In addition to success, Amy said the filmmaking experience enabled Clay to think long term and have balance in his life. She said most kids would think about what they want to be when they grow up, and where they want to go to college, but Beabout never had that option; he could only think of the next surgery.

“Clay was living his life every six months, and here you do a project that takes two to three years, and so I think it really helped him to experienced the longevity that other people just experience naturally,” Amy said. “It was an interesting way of creating balance.”

Clay said making the film was an eye opening experience. He said it not only gave him a new perspective on film making but a new perspective of his own illness.

“[The movie] has improved how I see myself,” Beabout said. “I was a kid going to surgery back and forth down to San Antonio over and over again, and that would have been it. With this movie, I could express how I felt about that situation, and other people could see it.”

He said he would try to explain his disease to people, but he could never explain everything. The movie allowed people to understand what his surgeries were really like, and to see himself from an outsider’s perspective. He said making the film made his life more enjoyable. Every six months through the creation of his movie, he would have surgery, recover, go to Hollywood to work on the movie, and come back for another surgery.

“People would always tell me ‘You’re such a strong guy. You’re awesome’ but I don’t think that,” Clay said. “I think I’m going into surgeries just because I have to do it; I don’t think I’m tough or anything. The way people viewed me after this was a lot different. People were more optimistic. They treated me as more of a person and less of a person with a disease.”

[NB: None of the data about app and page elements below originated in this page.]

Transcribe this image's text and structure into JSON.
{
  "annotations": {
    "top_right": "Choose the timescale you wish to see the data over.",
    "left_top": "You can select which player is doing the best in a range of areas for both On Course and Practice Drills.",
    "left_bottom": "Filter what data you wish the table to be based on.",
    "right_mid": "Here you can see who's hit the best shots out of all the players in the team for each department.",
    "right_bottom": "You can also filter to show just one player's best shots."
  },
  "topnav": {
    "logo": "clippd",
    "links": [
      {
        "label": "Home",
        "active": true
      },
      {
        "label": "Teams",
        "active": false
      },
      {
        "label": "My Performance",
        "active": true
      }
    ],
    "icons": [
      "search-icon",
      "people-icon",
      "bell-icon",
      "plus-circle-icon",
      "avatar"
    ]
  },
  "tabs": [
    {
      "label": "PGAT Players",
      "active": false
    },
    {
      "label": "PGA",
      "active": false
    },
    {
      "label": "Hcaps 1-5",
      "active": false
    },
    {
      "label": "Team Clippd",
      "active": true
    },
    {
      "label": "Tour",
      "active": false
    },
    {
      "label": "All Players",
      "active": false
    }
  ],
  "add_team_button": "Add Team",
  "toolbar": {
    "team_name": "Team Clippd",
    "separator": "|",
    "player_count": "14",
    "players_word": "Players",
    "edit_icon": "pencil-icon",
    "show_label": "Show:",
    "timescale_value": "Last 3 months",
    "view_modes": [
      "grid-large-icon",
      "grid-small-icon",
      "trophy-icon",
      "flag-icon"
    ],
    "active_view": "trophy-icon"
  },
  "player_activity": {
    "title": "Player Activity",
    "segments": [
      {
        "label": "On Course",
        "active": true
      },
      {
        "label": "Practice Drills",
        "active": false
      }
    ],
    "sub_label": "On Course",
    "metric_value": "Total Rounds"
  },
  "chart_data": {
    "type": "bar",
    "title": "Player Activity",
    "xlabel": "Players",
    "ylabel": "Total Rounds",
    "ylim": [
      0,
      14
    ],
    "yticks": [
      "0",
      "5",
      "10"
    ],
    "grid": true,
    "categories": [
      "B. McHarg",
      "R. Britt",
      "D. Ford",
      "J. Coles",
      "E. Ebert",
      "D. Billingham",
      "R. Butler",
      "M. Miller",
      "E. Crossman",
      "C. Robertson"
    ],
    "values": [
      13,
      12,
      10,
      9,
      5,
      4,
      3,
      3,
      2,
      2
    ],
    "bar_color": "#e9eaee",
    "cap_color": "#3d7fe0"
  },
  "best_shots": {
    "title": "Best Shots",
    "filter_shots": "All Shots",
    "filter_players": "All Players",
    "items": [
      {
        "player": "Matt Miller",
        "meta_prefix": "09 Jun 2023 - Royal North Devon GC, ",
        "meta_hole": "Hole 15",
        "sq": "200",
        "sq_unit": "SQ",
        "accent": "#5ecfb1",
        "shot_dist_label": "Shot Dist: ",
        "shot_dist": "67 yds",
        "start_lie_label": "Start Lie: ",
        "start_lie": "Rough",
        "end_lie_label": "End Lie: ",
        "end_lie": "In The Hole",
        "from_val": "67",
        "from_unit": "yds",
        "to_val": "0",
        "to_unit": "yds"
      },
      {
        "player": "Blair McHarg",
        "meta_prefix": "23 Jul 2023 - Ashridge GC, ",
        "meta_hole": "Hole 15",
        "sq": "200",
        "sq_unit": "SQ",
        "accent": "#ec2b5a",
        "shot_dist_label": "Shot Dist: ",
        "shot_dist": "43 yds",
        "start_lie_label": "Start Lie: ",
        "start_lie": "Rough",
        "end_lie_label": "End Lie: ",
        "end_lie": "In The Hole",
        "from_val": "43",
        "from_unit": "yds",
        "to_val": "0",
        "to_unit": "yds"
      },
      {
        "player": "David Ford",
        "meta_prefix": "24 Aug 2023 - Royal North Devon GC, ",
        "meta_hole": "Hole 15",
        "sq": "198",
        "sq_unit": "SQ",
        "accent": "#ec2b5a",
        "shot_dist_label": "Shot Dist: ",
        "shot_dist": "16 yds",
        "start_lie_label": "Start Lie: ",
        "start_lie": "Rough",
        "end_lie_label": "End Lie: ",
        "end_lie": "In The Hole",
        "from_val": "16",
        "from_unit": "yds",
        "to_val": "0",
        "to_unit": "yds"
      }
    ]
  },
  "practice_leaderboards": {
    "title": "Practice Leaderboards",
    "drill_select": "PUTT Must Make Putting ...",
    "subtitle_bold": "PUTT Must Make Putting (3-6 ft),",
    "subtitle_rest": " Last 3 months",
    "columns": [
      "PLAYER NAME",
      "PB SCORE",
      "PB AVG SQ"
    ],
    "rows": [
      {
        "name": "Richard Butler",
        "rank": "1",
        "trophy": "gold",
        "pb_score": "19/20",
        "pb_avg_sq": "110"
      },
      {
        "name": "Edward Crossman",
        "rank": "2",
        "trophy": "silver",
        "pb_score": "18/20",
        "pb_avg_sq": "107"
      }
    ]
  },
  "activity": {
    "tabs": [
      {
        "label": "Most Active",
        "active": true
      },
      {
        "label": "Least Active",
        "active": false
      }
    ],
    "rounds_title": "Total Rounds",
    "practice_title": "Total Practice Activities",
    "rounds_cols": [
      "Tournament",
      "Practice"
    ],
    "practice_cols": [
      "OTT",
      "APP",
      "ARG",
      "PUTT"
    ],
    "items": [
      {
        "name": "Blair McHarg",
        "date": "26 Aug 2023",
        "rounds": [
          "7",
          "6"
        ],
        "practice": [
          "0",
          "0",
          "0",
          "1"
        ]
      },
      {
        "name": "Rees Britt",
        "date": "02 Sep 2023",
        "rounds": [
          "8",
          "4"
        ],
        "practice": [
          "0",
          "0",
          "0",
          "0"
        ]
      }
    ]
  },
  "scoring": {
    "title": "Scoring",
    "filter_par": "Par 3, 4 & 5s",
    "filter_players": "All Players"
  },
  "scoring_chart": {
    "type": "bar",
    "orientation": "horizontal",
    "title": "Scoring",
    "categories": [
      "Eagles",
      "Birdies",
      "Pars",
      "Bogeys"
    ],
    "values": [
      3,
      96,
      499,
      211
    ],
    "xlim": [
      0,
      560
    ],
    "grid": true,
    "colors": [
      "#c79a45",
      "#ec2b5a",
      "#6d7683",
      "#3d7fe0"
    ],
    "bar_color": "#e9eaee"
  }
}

To hear more about Clay’s movie, click this link: http://youtu.be/jKyTmTLI8tQ